- _Problem statement_
A word-for-word restatement of the listing is the only acceptable answer.
-- Opening Marker --
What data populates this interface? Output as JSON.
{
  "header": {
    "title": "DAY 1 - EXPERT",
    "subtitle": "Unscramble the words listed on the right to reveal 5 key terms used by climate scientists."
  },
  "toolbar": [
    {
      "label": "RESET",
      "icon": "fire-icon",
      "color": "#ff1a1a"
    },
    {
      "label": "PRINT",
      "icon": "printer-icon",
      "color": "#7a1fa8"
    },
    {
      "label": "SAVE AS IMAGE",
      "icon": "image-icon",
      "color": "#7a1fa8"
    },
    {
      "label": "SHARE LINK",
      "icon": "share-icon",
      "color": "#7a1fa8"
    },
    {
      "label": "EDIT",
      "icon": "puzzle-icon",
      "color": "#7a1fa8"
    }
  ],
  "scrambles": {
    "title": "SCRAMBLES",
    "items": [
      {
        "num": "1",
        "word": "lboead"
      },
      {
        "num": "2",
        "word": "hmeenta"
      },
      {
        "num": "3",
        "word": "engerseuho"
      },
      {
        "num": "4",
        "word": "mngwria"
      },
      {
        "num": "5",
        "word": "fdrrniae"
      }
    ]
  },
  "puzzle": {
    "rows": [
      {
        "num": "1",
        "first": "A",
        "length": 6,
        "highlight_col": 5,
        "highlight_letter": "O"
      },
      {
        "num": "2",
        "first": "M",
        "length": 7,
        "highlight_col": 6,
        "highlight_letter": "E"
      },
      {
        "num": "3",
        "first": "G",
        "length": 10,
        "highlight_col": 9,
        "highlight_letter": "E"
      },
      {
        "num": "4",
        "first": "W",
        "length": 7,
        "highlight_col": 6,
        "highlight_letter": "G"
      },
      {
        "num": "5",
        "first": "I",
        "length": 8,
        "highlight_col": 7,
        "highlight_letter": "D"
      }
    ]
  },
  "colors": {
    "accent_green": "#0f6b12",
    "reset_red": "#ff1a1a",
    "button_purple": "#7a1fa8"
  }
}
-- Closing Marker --
- _Answer area_
What data populates this interface? Output as JSON.
{
  "header": {
    "title": "DAY 1 - EXPERT",
    "subtitle": "Unscramble the words listed on the right to reveal 5 key terms used by climate scientists."
  },
  "toolbar": [
    {
      "label": "RESET",
      "icon": "fire-icon",
      "color": "#ff1a1a"
    },
    {
      "label": "PRINT",
      "icon": "printer-icon",
      "color": "#7a1fa8"
    },
    {
      "label": "SAVE AS IMAGE",
      "icon": "image-icon",
      "color": "#7a1fa8"
    },
    {
      "label": "SHARE LINK",
      "icon": "share-icon",
      "color": "#7a1fa8"
    },
    {
      "label": "EDIT",
      "icon": "puzzle-icon",
      "color": "#7a1fa8"
    }
  ],
  "scrambles": {
    "title": "SCRAMBLES",
    "items": [
      {
        "num": "1",
        "word": "lboead"
      },
      {
        "num": "2",
        "word": "hmeenta"
      },
      {
        "num": "3",
        "word": "engerseuho"
      },
      {
        "num": "4",
        "word": "mngwria"
      },
      {
        "num": "5",
        "word": "fdrrniae"
      }
    ]
  },
  "puzzle": {
    "rows": [
      {
        "num": "1",
        "first": "A",
        "length": 6,
        "highlight_col": 5,
        "highlight_letter": "O"
      },
      {
        "num": "2",
        "first": "M",
        "length": 7,
        "highlight_col": 6,
        "highlight_letter": "E"
      },
      {
        "num": "3",
        "first": "G",
        "length": 10,
        "highlight_col": 9,
        "highlight_letter": "E"
      },
      {
        "num": "4",
        "first": "W",
        "length": 7,
        "highlight_col": 6,
        "highlight_letter": "G"
      },
      {
        "num": "5",
        "first": "I",
        "length": 8,
        "highlight_col": 7,
        "highlight_letter": "D"
      }
    ]
  },
  "colors": {
    "accent_green": "#0f6b12",
    "reset_red": "#ff1a1a",
    "button_purple": "#7a1fa8"
  }
}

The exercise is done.